Amine El Khalifi of Alexandria, Va., was taken into custody with an inoperable gun and inert explosives, according to a counterterrorism official. He arrived near the Capitol in a van with the two undercover operatives, and walked toward the building, according to court papers. He was arrested before he left the parking garage.
El Khalifi made a brief appearance in federal court in Alexandria, on Friday afternoon, wearing a green shirt and black pants and holding his arms together behind his back. A judge set a bail hearing for Wednesday. FBI agents in blue jackets raided a red brick rambler home in Arlington, Va., after the arrest. A police car blocked the entrance.
A criminal complaint charges him with knowingly and unlawfully attempting to use a weapon of mass destruction against property owned and used by the United States. The charge carries a maximum penalty of life in prison.
El Khalifi, who was under constant surveillance, expressed interest in killing at least 30 people and considered targeting a building in Alexandria and a restaurant, synagogue and a place where military personnel gather in Washington before he settled on the Capitol after canvassing that area a couple of times, the counterterrorism official said. During the investigation, El Khalifi went with undercover operatives to a quarry in West Virginia in January to practice detonating explosives, according to court documents.
He believed he was working with an al-Qaida operative on the plot, according to an affidavit.

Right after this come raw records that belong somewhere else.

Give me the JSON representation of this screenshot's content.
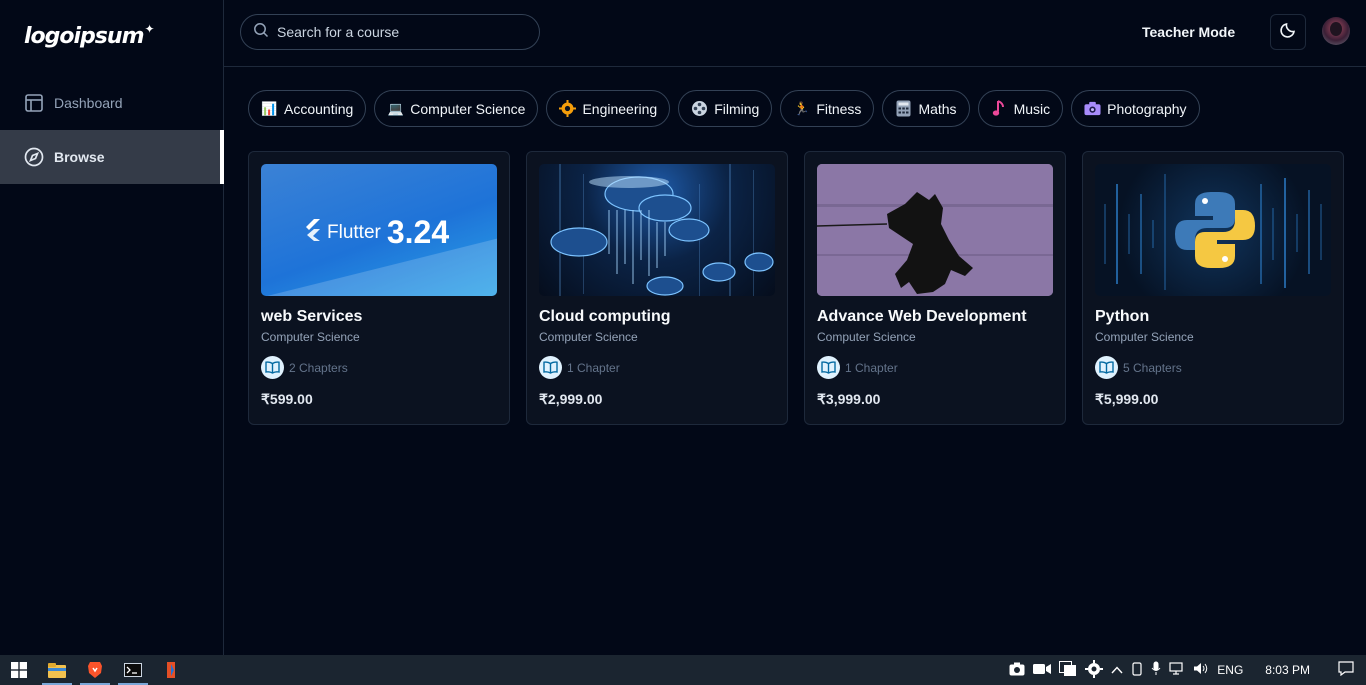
{
  "brand": {
    "logo_text": "logoipsum",
    "logo_mark": "✦"
  },
  "sidebar": {
    "items": [
      {
        "label": "Dashboard",
        "icon": "layout-icon",
        "active": false
      },
      {
        "label": "Browse",
        "icon": "compass-icon",
        "active": true
      }
    ]
  },
  "header": {
    "search_placeholder": "Search for a course",
    "teacher_mode_label": "Teacher Mode",
    "theme_icon": "moon-icon"
  },
  "categories": [
    {
      "label": "Accounting",
      "icon": "📊"
    },
    {
      "label": "Computer Science",
      "icon": "💻"
    },
    {
      "label": "Engineering",
      "icon": "⚙"
    },
    {
      "label": "Filming",
      "icon": "🎞"
    },
    {
      "label": "Fitness",
      "icon": "🏃"
    },
    {
      "label": "Maths",
      "icon": "🧮"
    },
    {
      "label": "Music",
      "icon": "♪"
    },
    {
      "label": "Photography",
      "icon": "📷"
    }
  ],
  "courses": [
    {
      "title": "web Services",
      "category": "Computer Science",
      "chapters": "2 Chapters",
      "price": "₹599.00",
      "thumb_text": "Flutter",
      "thumb_version": "3.24"
    },
    {
      "title": "Cloud computing",
      "category": "Computer Science",
      "chapters": "1 Chapter",
      "price": "₹2,999.00"
    },
    {
      "title": "Advance Web Development",
      "category": "Computer Science",
      "chapters": "1 Chapter",
      "price": "₹3,999.00"
    },
    {
      "title": "Python",
      "category": "Computer Science",
      "chapters": "5 Chapters",
      "price": "₹5,999.00"
    }
  ],
  "taskbar": {
    "language": "ENG",
    "time": "8:03 PM"
  },
  "colors": {
    "background": "#020817",
    "active_nav": "#343b48",
    "border": "#1e293b"
  }
}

El Khalifi came to the U.S. when he was 16 years old and is unemployed and not believed to be associated with al-Qaida. He had been under investigation for about a year and had overstayed his visitor visa, which expired in 1999, making him in the country illegally, according to court documents.
According to the affidavit filed by an FBI agent, El Khalifi told acquaintances in January 2011 that he agreed the "war on terrorism" was a "war on Muslims" and they needed to be ready for war.

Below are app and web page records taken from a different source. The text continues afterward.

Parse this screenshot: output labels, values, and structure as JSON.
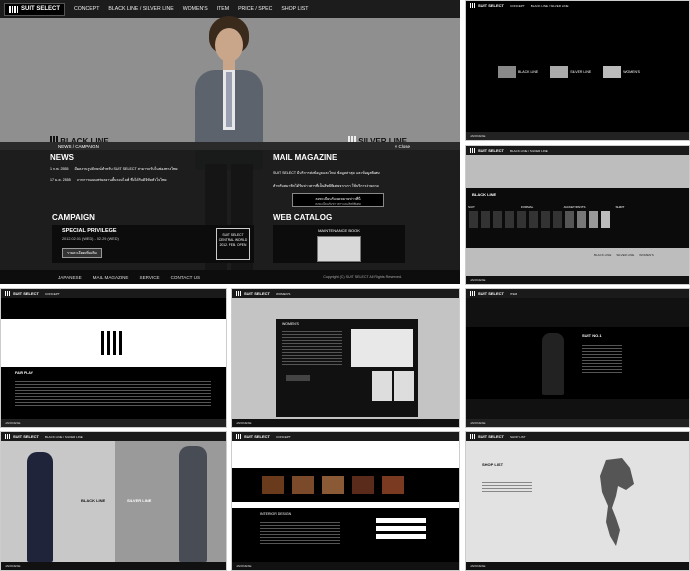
{
  "main": {
    "logo": "SUIT SELECT",
    "nav": [
      "CONCEPT",
      "BLACK LINE / SILVER LINE",
      "WOMEN'S",
      "ITEM",
      "PRICE / SPEC",
      "SHOP LIST"
    ],
    "hero_left": "BLACK LINE",
    "hero_right": "SILVER LINE",
    "news_bar": "NEWS / CAMPAIGN",
    "close": "× Close",
    "news_title": "NEWS",
    "news_items": [
      {
        "date": "1 ก.พ. 2555",
        "text": "มีผลงานรูปลักษณ์สำหรับ SUIT SELECT สามารถรับในช่องทางไทย"
      },
      {
        "date": "17 ม.ค. 2555",
        "text": "จากการเผยแพร่ผลงานสั้นรอบไลฟ์ ซึ่งได้รับดิจิทัลหัวใจไทย"
      }
    ],
    "mail_title": "MAIL MAGAZINE",
    "mail_text": "SUIT SELECT มีบริการส่งข้อมูลและไหม่ ข้อมูลล่าสุด และข้อมูลพิเศษ",
    "mail_text2": "สำหรับสมาชิกได้รับข่าวสารที่เป็นสิทธิพิเศษจากเรา ใช้บริการง่ายดาย",
    "mail_button": "ลงทะเบียนรับจดหมายข่าวที่นี่",
    "mail_button_sub": "ลงทะเบียนรับข่าวสารและสิทธิพิเศษ",
    "campaign_title": "CAMPAIGN",
    "campaign_name": "SPECIAL PRIVILEGE",
    "campaign_dates": "2012.02.01 (WED) - 02.29 (WED)",
    "campaign_button": "รายละเอียดเพิ่มเติม",
    "campaign_badge": [
      "SUIT SELECT",
      "CENTRAL WORLD",
      "2012. FEB. OPEN"
    ],
    "catalog_title": "WEB CATALOG",
    "catalog_book": "MAINTENANCE BOOK",
    "footer": [
      "JAPANESE",
      "MAIL MAGAZINE",
      "SERVICE",
      "CONTACT US"
    ],
    "copyright": "Copyright (C) SUIT SELECT All Rights Reserved."
  },
  "thumbs": {
    "t1": {
      "labels": [
        "BLACK LINE",
        "SILVER LINE",
        "WOMEN'S"
      ]
    },
    "t2": {
      "title": "BLACK LINE",
      "sections": [
        "SUIT",
        "FORMAL",
        "JACKET/PANTS",
        "SHIRT"
      ],
      "tags": [
        "BLACK LINE",
        "SILVER LINE",
        "WOMEN'S"
      ]
    },
    "t3": {
      "label": "FAIR PLAY"
    },
    "t4": {
      "label": "WOMEN'S"
    },
    "t5": {
      "label": "SUIT NO.1"
    },
    "t6": {
      "left": "BLACK LINE",
      "right": "SILVER LINE"
    },
    "t7": {
      "label": "INTERIOR DESIGN"
    },
    "t8": {
      "label": "SHOP LIST"
    },
    "mini_nav": [
      "CONCEPT",
      "BLACK LINE / SILVER LINE",
      "WOMEN'S",
      "ITEM",
      "PRICE / SPEC",
      "SHOP LIST"
    ],
    "mini_foot": [
      "JAPANESE",
      "MAIL MAGAZINE",
      "SERVICE",
      "CONTACT US"
    ]
  },
  "colors": {
    "nav": "#1a1a1a",
    "hero": "#8f8f8f",
    "panel": "#1e1e1e",
    "black": "#000000",
    "grey": "#c4c4c4"
  }
}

Before settling on a plot to conduct a suicide bombing in the Capitol, El Khalifi considered blowing up an office building in Alexandria, where military officials worked and a restaurant in Washington to target military officials who gathered there. He even purchased supplies including nails for the operation, according to the affidavit.
Later, when he settled on bombing the Capitol, El Khalifi asked his associates for more explosives that would be detonated by dialing a cellphone number. In January, he unknowingly told authorities he wanted to know if an explosion would be large enough to destroy an entire building.

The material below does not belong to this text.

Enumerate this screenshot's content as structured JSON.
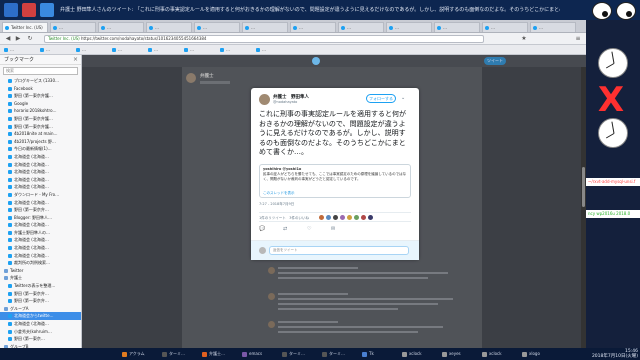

El Khalifi met with an undercover law enforcement officer, who gave him an automatic weapon, which had been rendered inoperable. El Khalifi carried the firearm around the room, practiced pulling the trigger and looking at himself in the mirror.
A former landlord in Arlington said he believed El Khalifi was suspicious and called police a year and a half ago.
Frank Dynda said when he told El Khalifi to leave, the suspect said he had a right to stay and threatened to beat up Dynda. Dynda said he thought El Khalifi was making bombs, but police told him to leave the man alone. Dynda had El Khalifi evicted in 2010.
El Khalifi had several men staying with him and based on packages left for him, Dynda said. It appeared he was running a luggage business from the apartment, though Dynda never saw any bags.
"I reported to police I think he's making bombs," Dynda said. "I was ready to get my shotgun and run him out of the building, but that would have been a lot of trouble."
Two people briefed on the matter told the Associated Press he FBI has had him under surveillance around the clock for several weeks. They spoke on a condition of anonymity because they were not authorized to speak publicly.
Dar al-Hijrah Mosque imam Johari Abdul-Malik, who along with other Muslim leaders meets regularly with the FBI, said he was contacted by an agency official and told that Khalifi was not someone he needed to worry about.
He said the official told him Khalifi was "not a regular at your mosque or any mosque in the area."
He said he offered to supply the FBI with surveillance video of the mosque in Arlington in case it helped with their investigation but was told it was not necessary.
Police are close to arresting one of El Khalifi's associates on charges unrelated to the terror conspiracy, the counterterrorism official said. The associate was said to also be a Moroccan, living here illegally. Police are investigating others El Khalifi associated with, but not because they believe the associates were part of a terror conspiracy, the official said.